§ **How to complete this task**: Reproduce each line of the entries that carries "nwith".

§ **Stored items**:
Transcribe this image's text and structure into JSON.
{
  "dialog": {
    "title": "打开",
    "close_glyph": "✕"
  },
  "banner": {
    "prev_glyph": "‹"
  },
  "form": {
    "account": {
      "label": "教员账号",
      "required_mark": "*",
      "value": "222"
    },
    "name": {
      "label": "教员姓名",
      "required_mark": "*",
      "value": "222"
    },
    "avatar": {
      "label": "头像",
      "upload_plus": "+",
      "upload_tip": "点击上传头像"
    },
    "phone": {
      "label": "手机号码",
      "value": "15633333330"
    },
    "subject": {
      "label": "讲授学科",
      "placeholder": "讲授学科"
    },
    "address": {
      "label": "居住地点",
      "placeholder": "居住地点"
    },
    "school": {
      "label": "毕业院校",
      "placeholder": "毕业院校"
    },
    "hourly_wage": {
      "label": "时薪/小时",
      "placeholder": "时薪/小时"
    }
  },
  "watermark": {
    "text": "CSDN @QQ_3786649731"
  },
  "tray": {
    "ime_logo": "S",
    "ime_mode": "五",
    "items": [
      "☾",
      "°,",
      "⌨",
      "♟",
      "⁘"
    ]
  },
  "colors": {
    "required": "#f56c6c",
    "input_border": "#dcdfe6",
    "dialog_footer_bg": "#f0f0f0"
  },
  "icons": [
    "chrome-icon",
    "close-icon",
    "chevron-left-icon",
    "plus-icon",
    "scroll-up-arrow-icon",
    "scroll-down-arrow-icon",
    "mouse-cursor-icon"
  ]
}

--

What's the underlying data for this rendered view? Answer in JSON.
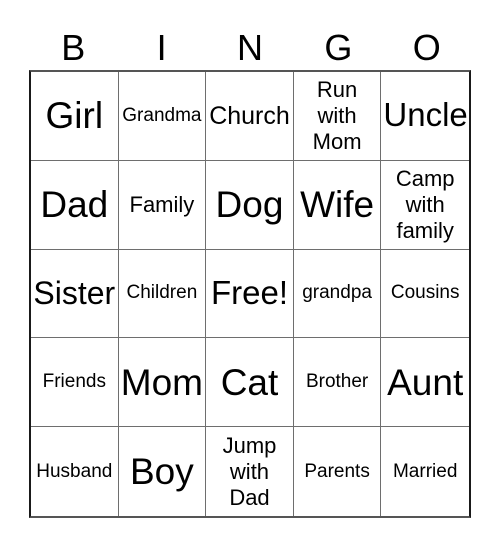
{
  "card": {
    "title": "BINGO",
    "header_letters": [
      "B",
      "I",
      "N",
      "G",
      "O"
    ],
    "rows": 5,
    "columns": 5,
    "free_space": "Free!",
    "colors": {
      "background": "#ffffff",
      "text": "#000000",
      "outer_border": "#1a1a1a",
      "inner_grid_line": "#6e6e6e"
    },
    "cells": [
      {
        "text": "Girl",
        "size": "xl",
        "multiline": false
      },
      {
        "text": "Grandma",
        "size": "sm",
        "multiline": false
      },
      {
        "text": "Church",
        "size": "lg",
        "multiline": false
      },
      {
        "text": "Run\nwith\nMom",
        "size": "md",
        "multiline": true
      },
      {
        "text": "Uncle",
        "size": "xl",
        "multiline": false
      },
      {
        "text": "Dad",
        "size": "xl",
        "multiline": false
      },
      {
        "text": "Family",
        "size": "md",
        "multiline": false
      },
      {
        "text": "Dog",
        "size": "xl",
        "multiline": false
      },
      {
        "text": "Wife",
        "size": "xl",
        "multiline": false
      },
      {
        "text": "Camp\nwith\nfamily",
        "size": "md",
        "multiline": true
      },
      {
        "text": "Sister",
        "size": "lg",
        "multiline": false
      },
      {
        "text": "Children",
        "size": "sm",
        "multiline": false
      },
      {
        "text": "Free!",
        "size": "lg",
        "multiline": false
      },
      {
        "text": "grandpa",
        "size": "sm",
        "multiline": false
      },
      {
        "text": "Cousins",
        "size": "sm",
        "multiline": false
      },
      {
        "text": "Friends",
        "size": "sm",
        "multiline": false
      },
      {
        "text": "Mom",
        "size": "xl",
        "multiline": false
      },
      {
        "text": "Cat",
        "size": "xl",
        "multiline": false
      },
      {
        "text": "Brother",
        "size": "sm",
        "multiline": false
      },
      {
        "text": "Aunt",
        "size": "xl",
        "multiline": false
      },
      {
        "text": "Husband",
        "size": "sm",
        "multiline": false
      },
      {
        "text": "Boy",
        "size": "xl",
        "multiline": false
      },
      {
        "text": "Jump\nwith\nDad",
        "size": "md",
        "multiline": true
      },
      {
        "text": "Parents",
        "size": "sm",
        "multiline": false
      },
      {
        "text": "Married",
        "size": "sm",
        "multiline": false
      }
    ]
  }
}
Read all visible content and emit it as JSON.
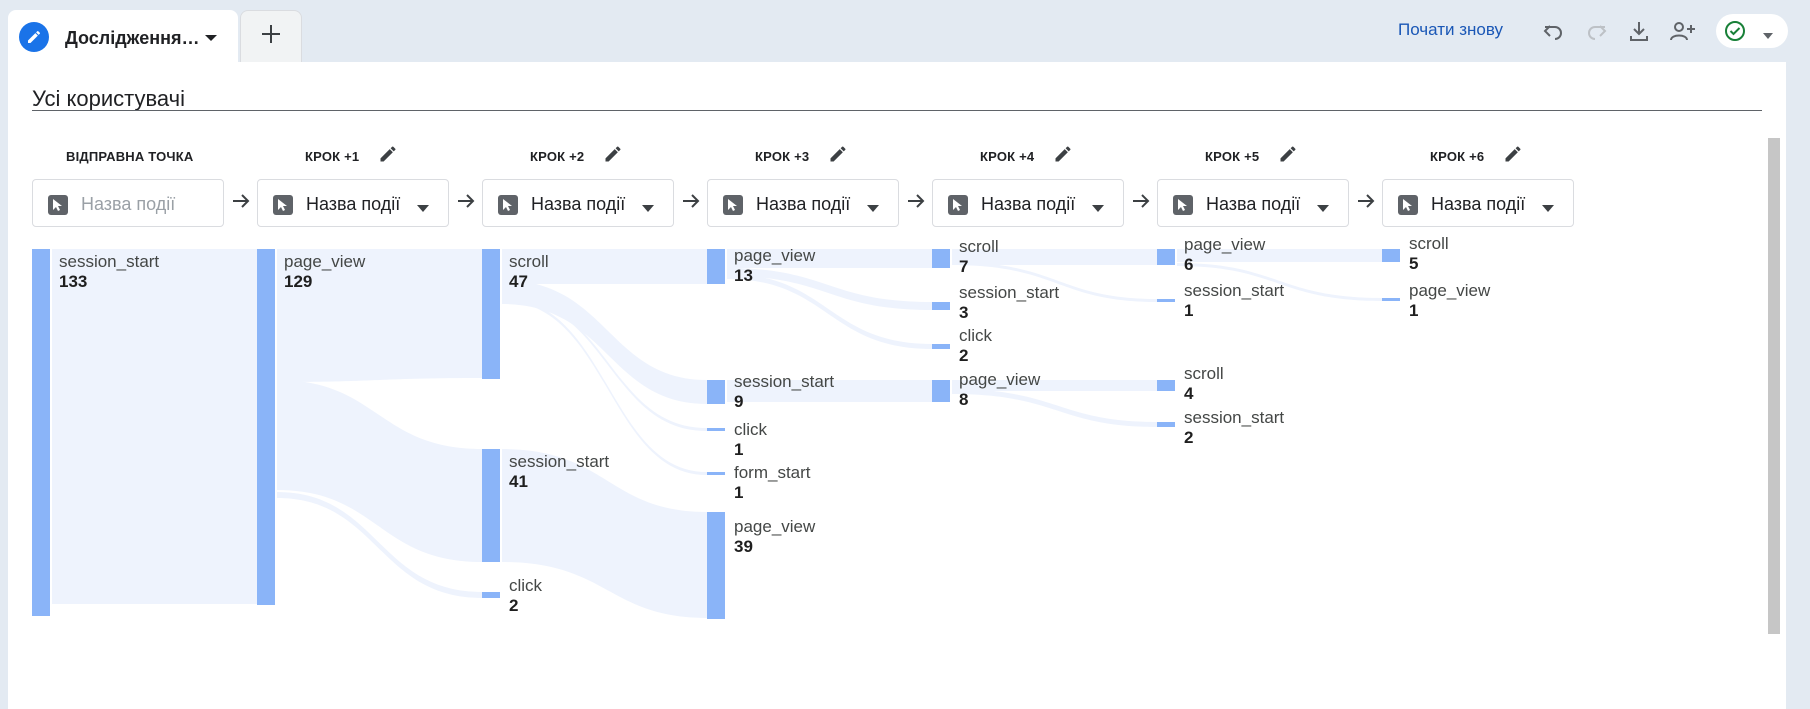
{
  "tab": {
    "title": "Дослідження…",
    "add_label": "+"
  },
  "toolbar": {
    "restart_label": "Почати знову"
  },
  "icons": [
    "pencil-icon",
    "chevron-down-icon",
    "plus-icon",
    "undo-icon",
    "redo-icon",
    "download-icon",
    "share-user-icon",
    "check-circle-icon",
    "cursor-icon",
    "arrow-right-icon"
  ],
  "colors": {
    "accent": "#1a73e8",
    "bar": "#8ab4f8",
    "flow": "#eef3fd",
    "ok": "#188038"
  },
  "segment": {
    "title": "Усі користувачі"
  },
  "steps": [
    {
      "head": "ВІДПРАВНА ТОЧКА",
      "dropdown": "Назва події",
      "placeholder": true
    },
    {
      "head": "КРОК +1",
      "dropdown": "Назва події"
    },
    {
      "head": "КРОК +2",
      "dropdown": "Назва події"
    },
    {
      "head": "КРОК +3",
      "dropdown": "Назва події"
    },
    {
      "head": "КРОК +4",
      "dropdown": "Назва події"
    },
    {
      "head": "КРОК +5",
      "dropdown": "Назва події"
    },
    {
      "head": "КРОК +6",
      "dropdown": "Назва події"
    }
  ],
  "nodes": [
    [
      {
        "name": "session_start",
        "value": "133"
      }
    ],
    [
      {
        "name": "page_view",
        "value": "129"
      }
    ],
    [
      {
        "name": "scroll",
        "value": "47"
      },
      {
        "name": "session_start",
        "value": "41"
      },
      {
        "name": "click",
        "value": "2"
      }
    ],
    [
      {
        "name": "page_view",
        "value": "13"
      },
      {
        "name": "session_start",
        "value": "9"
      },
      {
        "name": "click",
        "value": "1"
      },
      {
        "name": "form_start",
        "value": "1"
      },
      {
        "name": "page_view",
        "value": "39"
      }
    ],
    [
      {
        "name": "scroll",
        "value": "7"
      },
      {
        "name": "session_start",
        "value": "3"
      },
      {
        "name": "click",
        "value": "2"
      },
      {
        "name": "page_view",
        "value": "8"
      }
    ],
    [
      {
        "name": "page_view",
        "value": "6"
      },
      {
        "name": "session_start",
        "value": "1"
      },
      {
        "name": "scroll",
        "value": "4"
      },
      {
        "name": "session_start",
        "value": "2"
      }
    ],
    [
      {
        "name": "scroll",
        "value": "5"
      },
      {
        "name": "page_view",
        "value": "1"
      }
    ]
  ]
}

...

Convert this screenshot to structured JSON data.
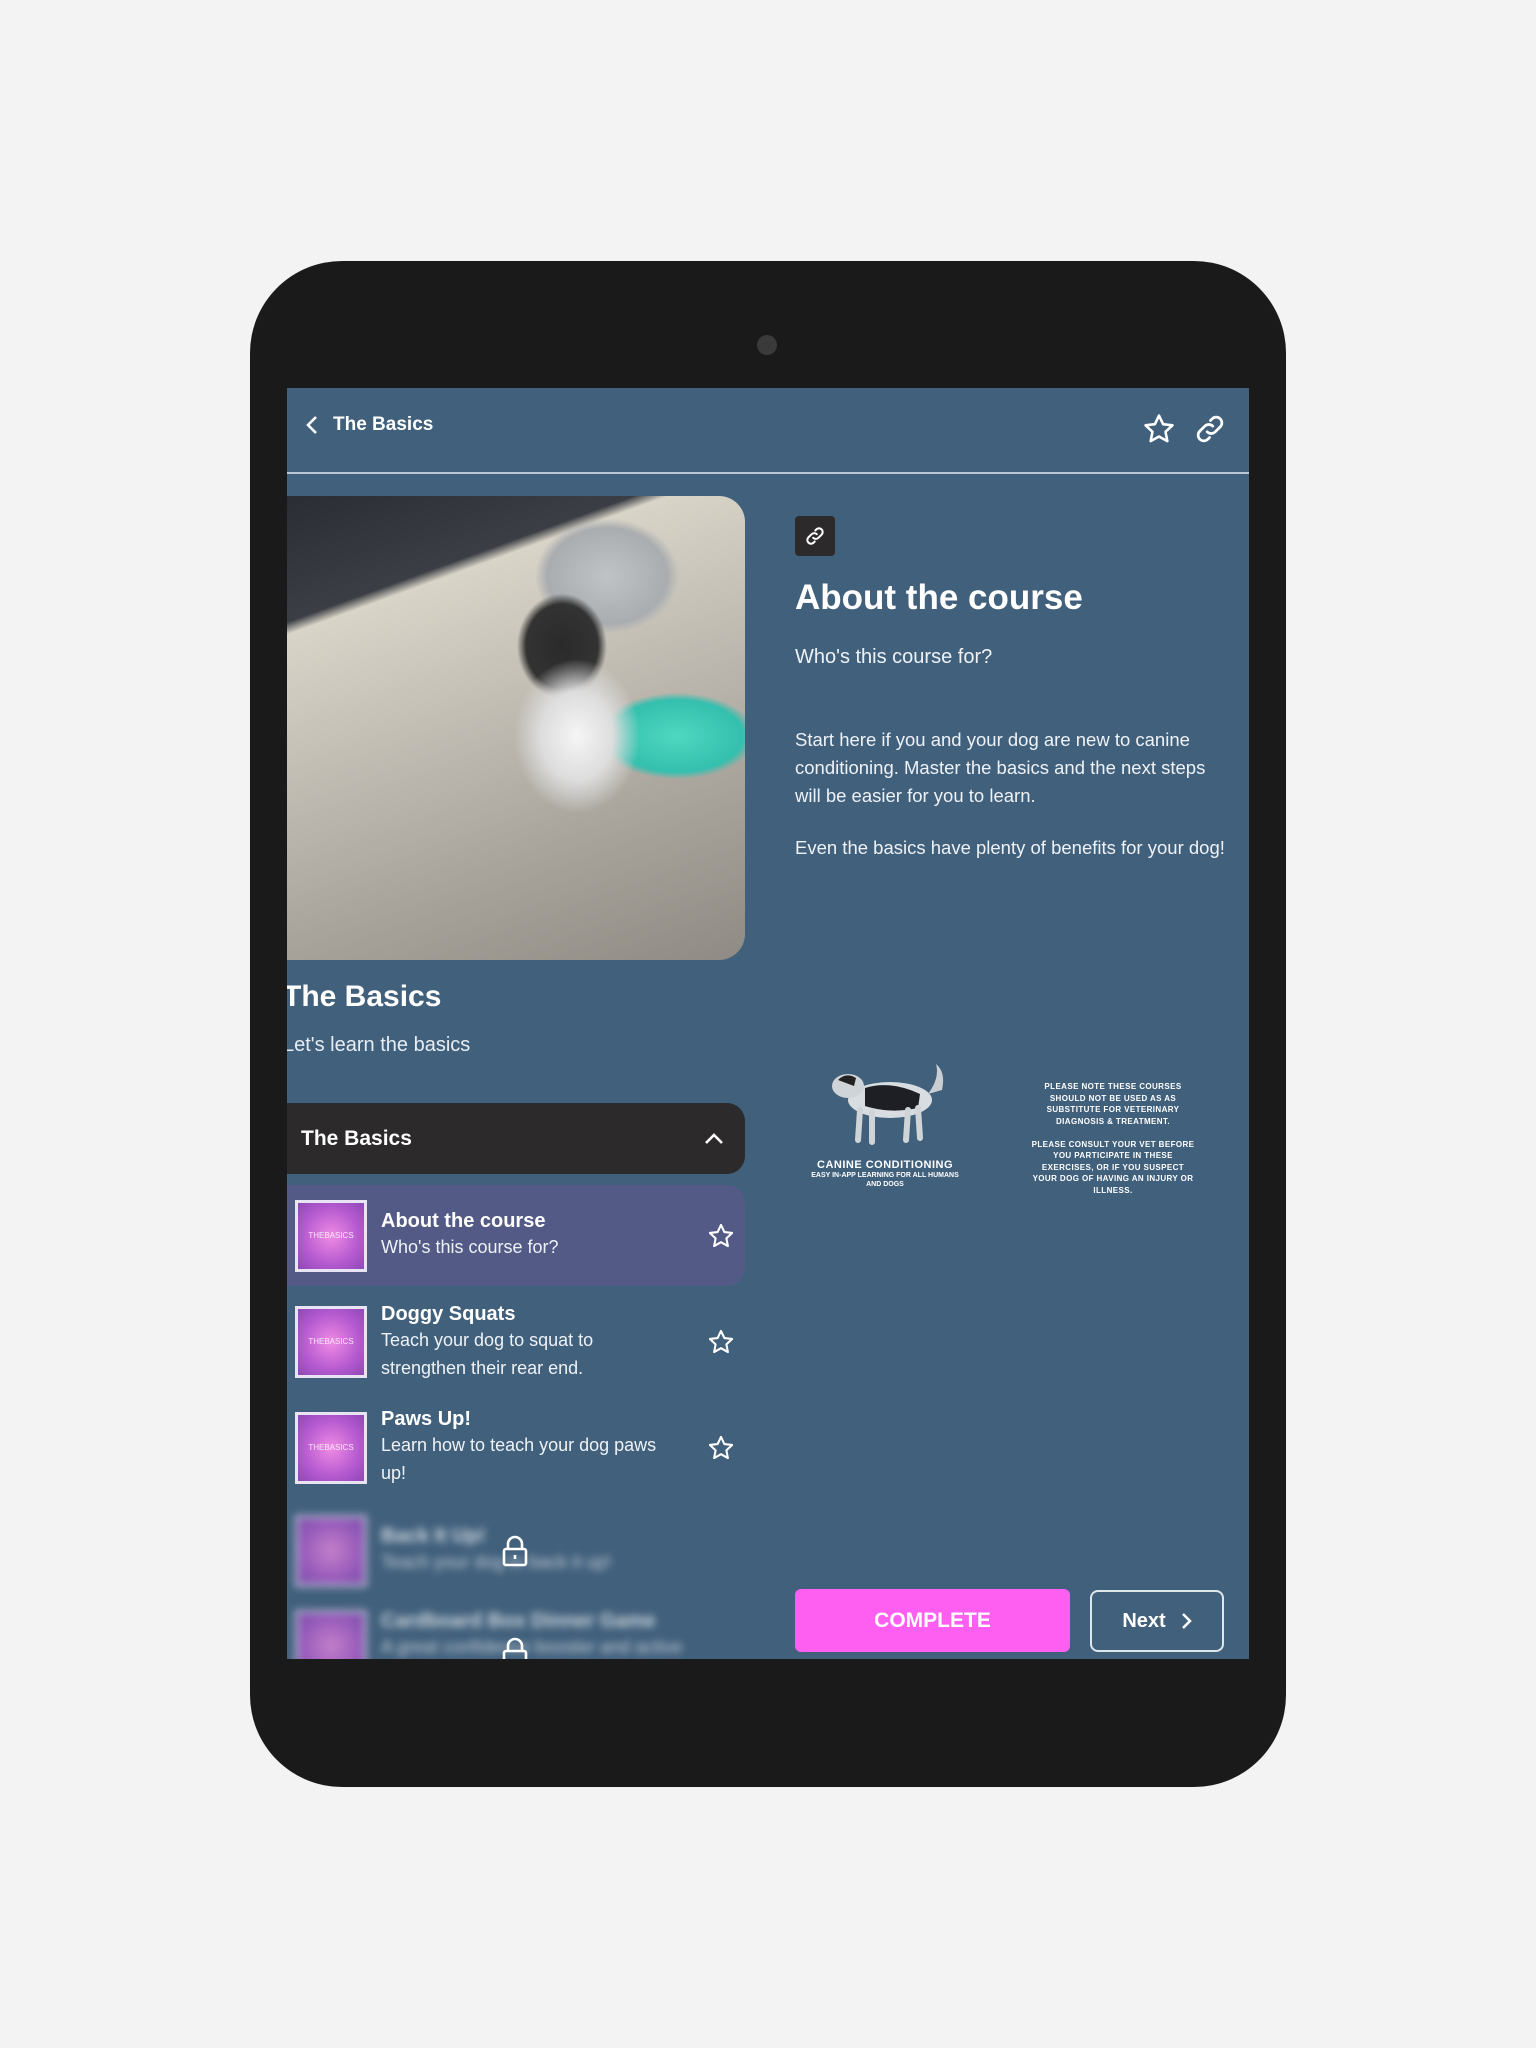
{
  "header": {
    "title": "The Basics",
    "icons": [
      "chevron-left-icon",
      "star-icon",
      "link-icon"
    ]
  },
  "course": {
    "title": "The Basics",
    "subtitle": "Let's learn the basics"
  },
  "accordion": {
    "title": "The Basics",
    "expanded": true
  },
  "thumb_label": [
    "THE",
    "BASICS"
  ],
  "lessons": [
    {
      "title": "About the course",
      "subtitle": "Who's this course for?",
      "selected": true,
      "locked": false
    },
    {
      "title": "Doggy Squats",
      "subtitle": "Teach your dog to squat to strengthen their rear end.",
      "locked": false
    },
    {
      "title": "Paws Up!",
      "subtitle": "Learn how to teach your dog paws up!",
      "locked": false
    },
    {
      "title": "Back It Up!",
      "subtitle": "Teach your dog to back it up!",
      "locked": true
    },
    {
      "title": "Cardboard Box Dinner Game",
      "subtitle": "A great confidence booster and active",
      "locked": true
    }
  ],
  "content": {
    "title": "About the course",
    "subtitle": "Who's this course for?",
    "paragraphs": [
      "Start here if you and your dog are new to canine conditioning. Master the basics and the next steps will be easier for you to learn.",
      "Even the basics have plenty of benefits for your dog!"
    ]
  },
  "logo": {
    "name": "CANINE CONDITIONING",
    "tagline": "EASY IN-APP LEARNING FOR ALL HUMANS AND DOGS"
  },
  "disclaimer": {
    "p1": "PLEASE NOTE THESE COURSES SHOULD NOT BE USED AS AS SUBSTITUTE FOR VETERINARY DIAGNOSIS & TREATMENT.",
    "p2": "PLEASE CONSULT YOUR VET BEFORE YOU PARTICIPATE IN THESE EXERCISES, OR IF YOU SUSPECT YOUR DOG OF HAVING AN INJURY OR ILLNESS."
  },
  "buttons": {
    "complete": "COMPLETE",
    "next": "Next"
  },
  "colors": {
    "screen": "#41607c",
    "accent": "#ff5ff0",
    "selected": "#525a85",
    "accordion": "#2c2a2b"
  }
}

§ **Answer for this exercise**:
        "text": "Run\nwith\nMom",
        "text": "Camp\nwith\nfamily",
        "text": "Jump\nwith\nDad",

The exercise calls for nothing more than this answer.